> **Problem to work on**
Scan the listing below for the word "this" and copy every line that has it.

> **Given information**
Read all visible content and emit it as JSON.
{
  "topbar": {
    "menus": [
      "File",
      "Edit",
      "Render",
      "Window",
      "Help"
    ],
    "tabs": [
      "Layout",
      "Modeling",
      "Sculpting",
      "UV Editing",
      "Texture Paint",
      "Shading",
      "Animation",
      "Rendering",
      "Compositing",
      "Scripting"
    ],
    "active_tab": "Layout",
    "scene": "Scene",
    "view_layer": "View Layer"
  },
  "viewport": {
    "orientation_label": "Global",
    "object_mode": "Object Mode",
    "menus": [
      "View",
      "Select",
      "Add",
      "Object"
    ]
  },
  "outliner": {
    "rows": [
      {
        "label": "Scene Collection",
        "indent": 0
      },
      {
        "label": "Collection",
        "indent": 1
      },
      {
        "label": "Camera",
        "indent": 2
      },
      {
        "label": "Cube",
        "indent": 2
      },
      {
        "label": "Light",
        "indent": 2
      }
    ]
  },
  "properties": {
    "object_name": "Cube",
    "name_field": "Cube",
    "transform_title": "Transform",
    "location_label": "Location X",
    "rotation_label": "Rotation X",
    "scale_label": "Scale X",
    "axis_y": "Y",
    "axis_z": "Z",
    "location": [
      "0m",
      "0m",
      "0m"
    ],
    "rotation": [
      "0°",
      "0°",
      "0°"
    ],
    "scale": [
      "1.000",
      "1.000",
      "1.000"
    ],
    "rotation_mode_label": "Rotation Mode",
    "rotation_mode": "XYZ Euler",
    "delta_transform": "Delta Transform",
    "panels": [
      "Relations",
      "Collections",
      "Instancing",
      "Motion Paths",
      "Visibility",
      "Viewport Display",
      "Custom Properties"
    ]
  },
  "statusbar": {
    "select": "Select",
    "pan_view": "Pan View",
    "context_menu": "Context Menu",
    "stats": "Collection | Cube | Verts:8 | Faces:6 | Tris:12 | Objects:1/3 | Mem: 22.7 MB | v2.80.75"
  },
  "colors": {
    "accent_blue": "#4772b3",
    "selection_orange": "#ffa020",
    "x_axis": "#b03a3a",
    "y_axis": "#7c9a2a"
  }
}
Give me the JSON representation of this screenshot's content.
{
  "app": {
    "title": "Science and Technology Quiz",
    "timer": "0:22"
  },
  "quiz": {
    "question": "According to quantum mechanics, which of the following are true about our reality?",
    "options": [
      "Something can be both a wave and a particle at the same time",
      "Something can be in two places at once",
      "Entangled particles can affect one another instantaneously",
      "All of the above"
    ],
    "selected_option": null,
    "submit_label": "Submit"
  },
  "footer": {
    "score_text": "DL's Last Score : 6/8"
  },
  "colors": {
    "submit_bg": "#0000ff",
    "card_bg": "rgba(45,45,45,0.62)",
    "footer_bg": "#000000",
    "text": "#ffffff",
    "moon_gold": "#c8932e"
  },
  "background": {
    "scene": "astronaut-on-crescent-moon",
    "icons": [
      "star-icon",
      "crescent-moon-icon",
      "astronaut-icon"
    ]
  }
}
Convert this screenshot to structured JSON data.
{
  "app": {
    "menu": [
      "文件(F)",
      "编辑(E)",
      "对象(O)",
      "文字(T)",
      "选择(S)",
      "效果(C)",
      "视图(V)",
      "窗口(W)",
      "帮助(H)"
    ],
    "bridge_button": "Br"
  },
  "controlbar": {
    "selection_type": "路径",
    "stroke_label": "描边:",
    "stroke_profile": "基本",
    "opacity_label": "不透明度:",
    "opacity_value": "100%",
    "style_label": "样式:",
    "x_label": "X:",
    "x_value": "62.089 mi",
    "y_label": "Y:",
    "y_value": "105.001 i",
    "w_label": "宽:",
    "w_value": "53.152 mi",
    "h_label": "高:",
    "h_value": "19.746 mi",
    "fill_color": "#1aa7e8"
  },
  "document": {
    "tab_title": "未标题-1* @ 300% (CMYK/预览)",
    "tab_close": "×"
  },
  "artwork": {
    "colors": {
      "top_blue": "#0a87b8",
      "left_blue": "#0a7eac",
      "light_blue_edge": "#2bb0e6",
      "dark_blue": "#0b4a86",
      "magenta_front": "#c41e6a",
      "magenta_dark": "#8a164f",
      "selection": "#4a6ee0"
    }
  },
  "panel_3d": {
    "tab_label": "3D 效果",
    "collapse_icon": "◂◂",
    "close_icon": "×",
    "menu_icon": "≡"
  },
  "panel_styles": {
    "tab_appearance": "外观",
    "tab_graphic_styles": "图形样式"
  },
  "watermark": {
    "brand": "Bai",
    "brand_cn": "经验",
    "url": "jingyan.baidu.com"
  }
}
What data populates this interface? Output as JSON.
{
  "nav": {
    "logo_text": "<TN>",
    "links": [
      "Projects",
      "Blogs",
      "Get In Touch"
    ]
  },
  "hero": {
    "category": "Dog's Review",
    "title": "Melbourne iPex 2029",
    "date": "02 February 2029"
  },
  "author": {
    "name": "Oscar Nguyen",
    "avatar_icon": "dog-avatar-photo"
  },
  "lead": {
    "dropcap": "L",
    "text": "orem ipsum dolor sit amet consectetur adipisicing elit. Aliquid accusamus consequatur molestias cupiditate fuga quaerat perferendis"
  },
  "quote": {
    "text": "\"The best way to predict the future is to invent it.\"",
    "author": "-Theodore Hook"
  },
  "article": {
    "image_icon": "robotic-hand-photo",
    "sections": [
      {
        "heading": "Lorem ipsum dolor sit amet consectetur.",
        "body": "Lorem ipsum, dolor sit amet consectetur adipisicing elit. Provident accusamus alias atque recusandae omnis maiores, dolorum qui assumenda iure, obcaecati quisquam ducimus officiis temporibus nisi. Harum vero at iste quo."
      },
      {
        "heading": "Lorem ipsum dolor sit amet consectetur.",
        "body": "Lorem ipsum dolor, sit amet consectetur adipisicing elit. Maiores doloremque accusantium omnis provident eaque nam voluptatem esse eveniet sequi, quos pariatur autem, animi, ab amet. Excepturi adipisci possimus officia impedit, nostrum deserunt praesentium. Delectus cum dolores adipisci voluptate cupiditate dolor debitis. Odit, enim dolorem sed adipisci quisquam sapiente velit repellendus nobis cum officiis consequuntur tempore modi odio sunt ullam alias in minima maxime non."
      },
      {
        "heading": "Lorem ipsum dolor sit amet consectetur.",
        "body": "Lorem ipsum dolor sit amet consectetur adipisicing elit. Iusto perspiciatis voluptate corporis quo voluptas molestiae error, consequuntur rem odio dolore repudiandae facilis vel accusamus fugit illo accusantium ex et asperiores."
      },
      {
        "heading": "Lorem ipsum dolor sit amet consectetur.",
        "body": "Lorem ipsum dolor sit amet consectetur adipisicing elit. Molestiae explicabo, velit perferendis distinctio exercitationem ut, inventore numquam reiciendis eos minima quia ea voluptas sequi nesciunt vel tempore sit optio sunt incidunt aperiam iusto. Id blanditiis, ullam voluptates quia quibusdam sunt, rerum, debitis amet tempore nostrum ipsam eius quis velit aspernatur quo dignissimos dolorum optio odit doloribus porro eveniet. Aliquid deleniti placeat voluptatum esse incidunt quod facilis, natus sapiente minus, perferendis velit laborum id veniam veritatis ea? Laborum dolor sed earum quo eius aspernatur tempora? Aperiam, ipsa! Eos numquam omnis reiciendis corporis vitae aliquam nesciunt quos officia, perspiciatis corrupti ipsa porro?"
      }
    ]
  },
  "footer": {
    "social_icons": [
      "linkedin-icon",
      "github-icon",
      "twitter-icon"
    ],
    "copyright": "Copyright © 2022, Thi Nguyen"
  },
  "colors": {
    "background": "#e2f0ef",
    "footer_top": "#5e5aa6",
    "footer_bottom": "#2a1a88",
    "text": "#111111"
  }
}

> **Result**
Give me the JSON representation of this screenshot's content.
Convert this screenshot to structured JSON data.
What data populates this interface? Output as JSON.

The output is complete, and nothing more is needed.